Exercise prompt – Taking the line with "Serialize everything readable" as the start, reproduce every line until the records end, exactly and with nothing added.
━━━ Information provided ━━━
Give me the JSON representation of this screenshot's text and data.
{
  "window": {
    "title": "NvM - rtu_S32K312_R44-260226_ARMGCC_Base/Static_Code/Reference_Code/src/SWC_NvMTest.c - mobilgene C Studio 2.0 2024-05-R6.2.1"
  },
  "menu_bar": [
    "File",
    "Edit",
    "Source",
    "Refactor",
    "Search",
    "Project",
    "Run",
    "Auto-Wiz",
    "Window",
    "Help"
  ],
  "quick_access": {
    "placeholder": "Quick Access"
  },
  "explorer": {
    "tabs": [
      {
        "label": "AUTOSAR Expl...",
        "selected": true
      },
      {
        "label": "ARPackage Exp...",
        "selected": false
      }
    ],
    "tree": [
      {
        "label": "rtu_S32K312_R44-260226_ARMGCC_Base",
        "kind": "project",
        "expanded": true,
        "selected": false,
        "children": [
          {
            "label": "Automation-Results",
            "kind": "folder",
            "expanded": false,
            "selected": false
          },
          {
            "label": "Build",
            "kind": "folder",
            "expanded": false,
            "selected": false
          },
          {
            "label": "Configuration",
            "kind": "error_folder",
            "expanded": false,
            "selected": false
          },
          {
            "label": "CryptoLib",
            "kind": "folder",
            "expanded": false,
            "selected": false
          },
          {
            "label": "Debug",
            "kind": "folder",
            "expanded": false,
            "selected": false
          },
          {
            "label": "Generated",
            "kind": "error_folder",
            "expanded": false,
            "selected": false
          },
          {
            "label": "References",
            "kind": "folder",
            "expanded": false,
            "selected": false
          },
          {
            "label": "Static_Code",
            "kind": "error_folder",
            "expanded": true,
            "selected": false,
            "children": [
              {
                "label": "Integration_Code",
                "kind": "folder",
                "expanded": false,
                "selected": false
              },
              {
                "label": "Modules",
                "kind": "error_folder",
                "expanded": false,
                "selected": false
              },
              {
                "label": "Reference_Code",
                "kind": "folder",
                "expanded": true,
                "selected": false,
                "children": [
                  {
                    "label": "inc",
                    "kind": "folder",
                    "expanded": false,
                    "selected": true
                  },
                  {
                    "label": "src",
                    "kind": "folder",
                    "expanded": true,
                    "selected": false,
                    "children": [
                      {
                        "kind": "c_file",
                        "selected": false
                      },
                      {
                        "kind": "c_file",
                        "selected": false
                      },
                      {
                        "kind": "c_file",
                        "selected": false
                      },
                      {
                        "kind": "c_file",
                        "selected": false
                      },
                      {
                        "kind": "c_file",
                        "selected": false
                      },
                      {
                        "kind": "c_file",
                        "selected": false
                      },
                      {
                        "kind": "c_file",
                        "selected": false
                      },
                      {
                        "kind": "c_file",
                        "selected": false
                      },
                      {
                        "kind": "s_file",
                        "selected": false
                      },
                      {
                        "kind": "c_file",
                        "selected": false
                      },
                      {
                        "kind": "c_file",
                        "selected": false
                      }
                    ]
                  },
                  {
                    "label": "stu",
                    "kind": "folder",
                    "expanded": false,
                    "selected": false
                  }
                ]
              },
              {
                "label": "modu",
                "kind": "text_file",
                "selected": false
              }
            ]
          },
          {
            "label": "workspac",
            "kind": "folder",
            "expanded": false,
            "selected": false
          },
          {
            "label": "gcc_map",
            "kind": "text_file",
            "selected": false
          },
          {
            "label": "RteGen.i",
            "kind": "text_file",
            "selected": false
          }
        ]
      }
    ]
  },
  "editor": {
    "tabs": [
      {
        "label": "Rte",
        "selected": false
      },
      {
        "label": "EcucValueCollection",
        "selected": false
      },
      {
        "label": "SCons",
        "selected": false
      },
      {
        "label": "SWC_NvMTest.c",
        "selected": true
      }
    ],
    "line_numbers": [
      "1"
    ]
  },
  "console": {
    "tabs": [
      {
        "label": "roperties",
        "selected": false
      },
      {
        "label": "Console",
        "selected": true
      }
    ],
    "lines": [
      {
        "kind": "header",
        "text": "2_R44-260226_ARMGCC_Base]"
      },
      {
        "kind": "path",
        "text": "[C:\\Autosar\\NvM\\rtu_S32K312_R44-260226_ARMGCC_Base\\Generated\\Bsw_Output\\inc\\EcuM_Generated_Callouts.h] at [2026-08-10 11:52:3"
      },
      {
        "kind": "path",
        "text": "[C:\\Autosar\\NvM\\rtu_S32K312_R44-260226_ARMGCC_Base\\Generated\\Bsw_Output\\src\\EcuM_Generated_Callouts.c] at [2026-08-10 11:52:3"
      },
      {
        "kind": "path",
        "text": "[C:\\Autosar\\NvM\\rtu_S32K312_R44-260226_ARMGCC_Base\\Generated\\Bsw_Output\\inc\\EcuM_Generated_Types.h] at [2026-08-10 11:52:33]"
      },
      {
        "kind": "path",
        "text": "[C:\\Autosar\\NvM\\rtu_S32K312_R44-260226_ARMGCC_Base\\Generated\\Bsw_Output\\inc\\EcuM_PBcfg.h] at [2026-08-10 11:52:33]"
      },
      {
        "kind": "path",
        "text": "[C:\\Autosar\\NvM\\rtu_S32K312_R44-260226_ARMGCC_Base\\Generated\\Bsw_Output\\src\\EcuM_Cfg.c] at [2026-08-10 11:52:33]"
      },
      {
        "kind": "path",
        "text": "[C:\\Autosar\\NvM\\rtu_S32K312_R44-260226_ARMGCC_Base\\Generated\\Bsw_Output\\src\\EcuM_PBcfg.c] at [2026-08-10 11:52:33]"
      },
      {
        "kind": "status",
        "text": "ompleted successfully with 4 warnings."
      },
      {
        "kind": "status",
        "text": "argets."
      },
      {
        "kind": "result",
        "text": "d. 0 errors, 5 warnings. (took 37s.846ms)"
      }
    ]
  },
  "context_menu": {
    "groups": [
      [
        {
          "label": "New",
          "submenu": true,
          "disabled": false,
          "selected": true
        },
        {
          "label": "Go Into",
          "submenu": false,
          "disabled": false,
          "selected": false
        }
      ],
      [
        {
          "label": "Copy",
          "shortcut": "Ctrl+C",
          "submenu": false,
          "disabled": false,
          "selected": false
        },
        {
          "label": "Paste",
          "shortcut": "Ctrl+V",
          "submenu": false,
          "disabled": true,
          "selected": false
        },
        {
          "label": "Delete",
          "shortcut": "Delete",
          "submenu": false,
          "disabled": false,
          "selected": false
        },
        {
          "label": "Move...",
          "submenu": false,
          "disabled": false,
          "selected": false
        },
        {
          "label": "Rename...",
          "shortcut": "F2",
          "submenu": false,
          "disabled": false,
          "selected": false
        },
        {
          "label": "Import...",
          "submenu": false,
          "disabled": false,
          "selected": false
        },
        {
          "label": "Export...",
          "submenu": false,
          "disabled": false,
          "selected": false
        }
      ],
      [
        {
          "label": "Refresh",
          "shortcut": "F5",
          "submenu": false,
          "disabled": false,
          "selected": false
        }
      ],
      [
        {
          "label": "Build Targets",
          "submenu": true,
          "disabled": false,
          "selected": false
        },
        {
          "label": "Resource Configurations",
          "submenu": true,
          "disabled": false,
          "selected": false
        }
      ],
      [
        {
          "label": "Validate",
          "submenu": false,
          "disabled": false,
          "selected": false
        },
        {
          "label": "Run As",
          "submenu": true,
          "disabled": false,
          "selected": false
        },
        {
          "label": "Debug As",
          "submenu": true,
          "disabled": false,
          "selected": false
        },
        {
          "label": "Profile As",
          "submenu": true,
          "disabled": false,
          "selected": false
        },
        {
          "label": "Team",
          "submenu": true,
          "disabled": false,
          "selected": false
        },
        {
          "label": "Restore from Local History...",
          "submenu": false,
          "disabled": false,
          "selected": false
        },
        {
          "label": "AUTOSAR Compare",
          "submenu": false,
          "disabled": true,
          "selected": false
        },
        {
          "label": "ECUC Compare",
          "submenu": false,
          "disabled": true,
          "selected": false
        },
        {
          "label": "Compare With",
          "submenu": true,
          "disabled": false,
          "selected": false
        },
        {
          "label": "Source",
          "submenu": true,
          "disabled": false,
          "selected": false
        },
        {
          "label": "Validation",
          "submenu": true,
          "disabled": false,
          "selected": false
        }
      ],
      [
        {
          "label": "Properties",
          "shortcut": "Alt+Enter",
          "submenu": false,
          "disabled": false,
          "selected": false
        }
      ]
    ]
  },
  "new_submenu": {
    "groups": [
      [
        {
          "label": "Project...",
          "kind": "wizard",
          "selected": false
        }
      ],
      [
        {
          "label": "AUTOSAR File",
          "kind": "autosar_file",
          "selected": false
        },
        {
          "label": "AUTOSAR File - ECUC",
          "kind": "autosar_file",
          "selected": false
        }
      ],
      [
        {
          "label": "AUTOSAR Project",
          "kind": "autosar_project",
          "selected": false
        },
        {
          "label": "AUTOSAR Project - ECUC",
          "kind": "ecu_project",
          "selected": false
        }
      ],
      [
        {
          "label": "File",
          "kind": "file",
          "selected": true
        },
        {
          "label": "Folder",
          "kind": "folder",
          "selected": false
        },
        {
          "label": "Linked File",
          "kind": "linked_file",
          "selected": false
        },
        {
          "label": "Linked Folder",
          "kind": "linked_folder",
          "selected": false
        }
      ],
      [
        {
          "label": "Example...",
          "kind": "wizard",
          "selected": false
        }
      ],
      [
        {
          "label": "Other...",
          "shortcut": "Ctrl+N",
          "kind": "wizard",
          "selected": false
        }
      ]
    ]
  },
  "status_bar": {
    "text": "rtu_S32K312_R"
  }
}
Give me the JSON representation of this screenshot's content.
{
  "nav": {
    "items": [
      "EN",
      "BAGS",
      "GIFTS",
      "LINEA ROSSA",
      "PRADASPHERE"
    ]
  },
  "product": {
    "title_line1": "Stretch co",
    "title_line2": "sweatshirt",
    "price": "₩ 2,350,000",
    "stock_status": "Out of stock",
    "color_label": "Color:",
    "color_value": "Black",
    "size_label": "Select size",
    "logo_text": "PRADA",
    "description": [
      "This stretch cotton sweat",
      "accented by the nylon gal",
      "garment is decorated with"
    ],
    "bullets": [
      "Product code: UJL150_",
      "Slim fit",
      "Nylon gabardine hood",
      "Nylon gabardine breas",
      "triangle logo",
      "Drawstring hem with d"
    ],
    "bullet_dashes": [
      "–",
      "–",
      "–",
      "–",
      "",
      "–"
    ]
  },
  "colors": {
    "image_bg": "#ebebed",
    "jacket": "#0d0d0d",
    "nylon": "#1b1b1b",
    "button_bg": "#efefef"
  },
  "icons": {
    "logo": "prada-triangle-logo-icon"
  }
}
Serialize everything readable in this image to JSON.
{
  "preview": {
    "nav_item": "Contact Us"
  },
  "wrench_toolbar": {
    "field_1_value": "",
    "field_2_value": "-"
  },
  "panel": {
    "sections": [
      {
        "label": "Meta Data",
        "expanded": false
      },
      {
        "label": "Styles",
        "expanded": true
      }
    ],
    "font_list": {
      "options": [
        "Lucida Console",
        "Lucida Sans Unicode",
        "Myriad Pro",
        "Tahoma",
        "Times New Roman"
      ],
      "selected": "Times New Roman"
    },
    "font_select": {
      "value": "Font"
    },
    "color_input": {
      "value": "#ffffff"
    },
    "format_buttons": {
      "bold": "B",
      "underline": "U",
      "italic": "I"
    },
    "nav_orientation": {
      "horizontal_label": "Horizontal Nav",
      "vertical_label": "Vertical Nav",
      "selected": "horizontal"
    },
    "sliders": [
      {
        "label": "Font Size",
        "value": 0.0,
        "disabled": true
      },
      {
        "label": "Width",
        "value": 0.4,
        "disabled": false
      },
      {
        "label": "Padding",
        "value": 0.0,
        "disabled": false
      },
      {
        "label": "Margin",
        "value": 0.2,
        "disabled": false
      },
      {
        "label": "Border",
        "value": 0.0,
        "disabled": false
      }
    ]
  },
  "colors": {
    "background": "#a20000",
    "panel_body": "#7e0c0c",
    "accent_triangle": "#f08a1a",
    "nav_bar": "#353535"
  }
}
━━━
Exercise response –
Serialize everything readable in this image to JSON.
{
  "preview": {
    "nav_item": "Contact Us"
  },
  "wrench_toolbar": {
    "field_1_value": "",
    "field_2_value": "-"
  },
  "panel": {
    "sections": [
      {
        "label": "Meta Data",
        "expanded": false
      },
      {
        "label": "Styles",
        "expanded": true
      }
    ],
    "font_list": {
      "options": [
        "Lucida Console",
        "Lucida Sans Unicode",
        "Myriad Pro",
        "Tahoma",
        "Times New Roman"
      ],
      "selected": "Times New Roman"
    },
    "font_select": {
      "value": "Font"
    },
    "color_input": {
      "value": "#ffffff"
    },
    "format_buttons": {
      "bold": "B",
      "underline": "U",
      "italic": "I"
    },
    "nav_orientation": {
      "horizontal_label": "Horizontal Nav",
      "vertical_label": "Vertical Nav",
      "selected": "horizontal"
    },
    "sliders": [
      {
        "label": "Font Size",
        "value": 0.0,
        "disabled": true
      },
      {
        "label": "Width",
        "value": 0.4,
        "disabled": false
      },
      {
        "label": "Padding",
        "value": 0.0,
        "disabled": false
      },
      {
        "label": "Margin",
        "value": 0.2,
        "disabled": false
      },
      {
        "label": "Border",
        "value": 0.0,
        "disabled": false
      }
    ]
  },
  "colors": {
    "background": "#a20000",
    "panel_body": "#7e0c0c",
    "accent_triangle": "#f08a1a",
    "nav_bar": "#353535"
  }
}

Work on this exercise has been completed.